Everyone, and I mean absolutely everyone has something really worthwhile to teach others! Each of us formed into a human being against incredible odds: yet we are here; we made the journey beating thousands of "others".
We are all living a totally and utterly unique life, filled with tips, techniques and shortcuts that we may simply take for granted, yet which for others, could save money, time or heartache, if they could but only access what we know.
Yet how do we share the gold that lies untapped in our minds, when we simply don't know what to write? Consider the following tips and surprising guidelines to help get you started:
- If you don't know what to write, say it anyway. I know that sounds slightly nonsensical - please stay with me. What I really mean here is don't accept defeat at the first hurdle. Know that most activities become simple with familiarity and practice.
For example, appreciate that the process of walking only three steps is incredibly complex. Yet if our legs work and we learn to walk, over time, the action appears to be so straightforward. In fact, we don't even think about how we walk: we just do walk. Therefore, simply get started writing and don't be too concerned about the first few "swipes."
- If you really, really can't get started then don't try to start at the beginning. Here's a big secret: professional writers often write introductions and start pages later. Why? Writing introduction text can be difficult when what we're introducing has itself not yet been written. We wonder how we can introduce something that does not yet exist.
The solution is to write some of the later material first. As you do that, you become more familiar with the topic. Just start to write. In fact, feel free to write anything about your topic, or even something entirely irrelevant if this approach helps your mind get into the writing mode.
Increased knowledge of exactly what you're writing about then usually provides the stimulus you need to write your introductions. Alternatively, if you prefer, you can leave writing your introductions until the end.
- One effective, low pressure, yet fun way to stimulate your mental "juices" is to write some kind of daily journal, diary or web blog.
- If you find that the act of trying to force yourself to write something "interesting" is still hard and causing you much anguish, then excellent: write about that! Why: emotion and passion really can get your attention and help you focus.
Through the power of applied focus, you writing can really take off! You can turn negative experiences into positive production and then, surprise, surprise, you may find that you can create what you wanted all along: a satisfactory result.
- You'll be amazed at what you may have to say when you have vented some frustration. If not, it's fun and you get to just let off steam, after which you can find yourself in a relaxed frame of mind - equally good for creative production.
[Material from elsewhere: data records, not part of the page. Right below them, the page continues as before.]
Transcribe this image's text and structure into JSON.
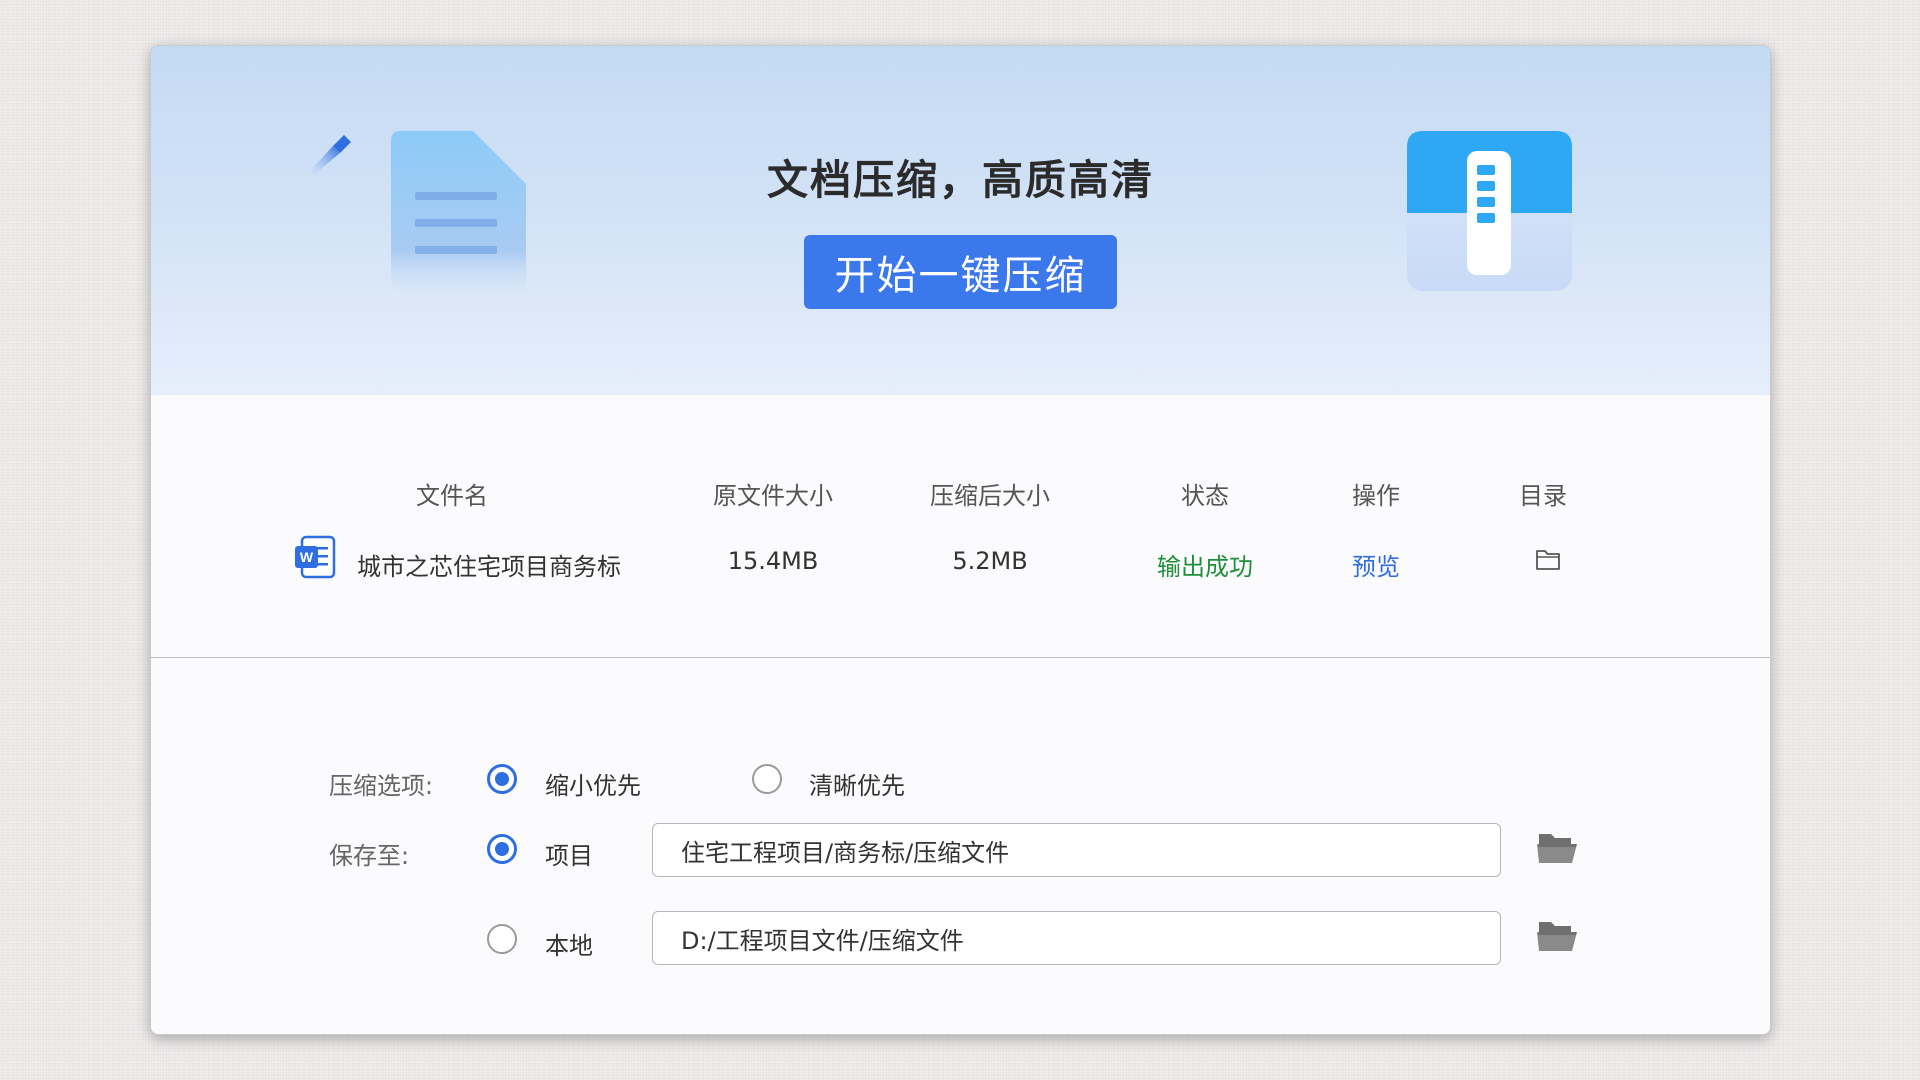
{
  "banner": {
    "title": "文档压缩，高质高清",
    "start_button": "开始一键压缩"
  },
  "table": {
    "headers": {
      "filename": "文件名",
      "original_size": "原文件大小",
      "compressed_size": "压缩后大小",
      "status": "状态",
      "action": "操作",
      "directory": "目录"
    },
    "rows": [
      {
        "file_icon": "word-document-icon",
        "filename": "城市之芯住宅项目商务标",
        "original_size": "15.4MB",
        "compressed_size": "5.2MB",
        "status": "输出成功",
        "action": "预览",
        "directory_icon": "folder-outline-icon"
      }
    ]
  },
  "options": {
    "compress_label": "压缩选项:",
    "compress_choices": [
      {
        "label": "缩小优先",
        "checked": true
      },
      {
        "label": "清晰优先",
        "checked": false
      }
    ],
    "save_label": "保存至:",
    "save_targets": [
      {
        "label": "项目",
        "checked": true,
        "path": "住宅工程项目/商务标/压缩文件"
      },
      {
        "label": "本地",
        "checked": false,
        "path": "D:/工程项目文件/压缩文件"
      }
    ],
    "browse_icon": "open-folder-icon"
  },
  "colors": {
    "accent": "#3a78ec",
    "success": "#1f8f3a",
    "link": "#2f6ee0",
    "banner_top": "#c4daf3",
    "banner_bottom": "#e6eefb"
  }
}
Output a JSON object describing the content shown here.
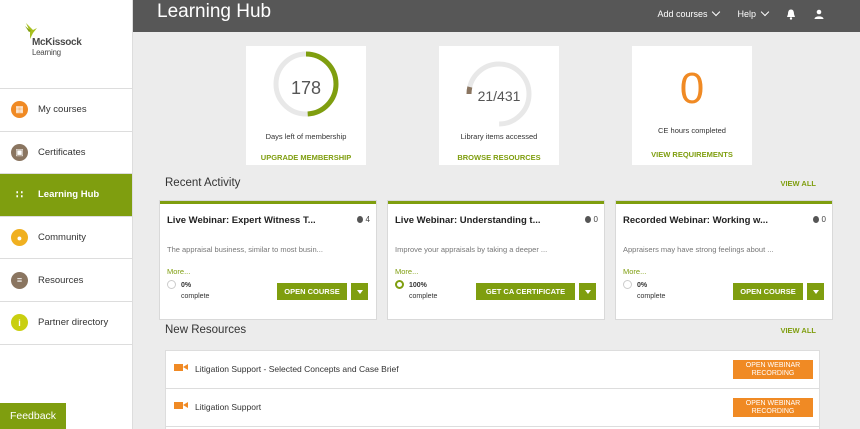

When you relax or "lighten up", you can allow creative thoughts, ideas and words to almost fall from your fingers onto paper or screen. Later, in your follow-up drafts, you can examine your piece and rearrange sentences and paragraphs as necessary, fix errors, and so forth.
- Get to know which emotive tools work best for you: anger and frustration, calmness and serenity, or a mayhem mix of many. Use whatever works for you to help get you over your writer's block.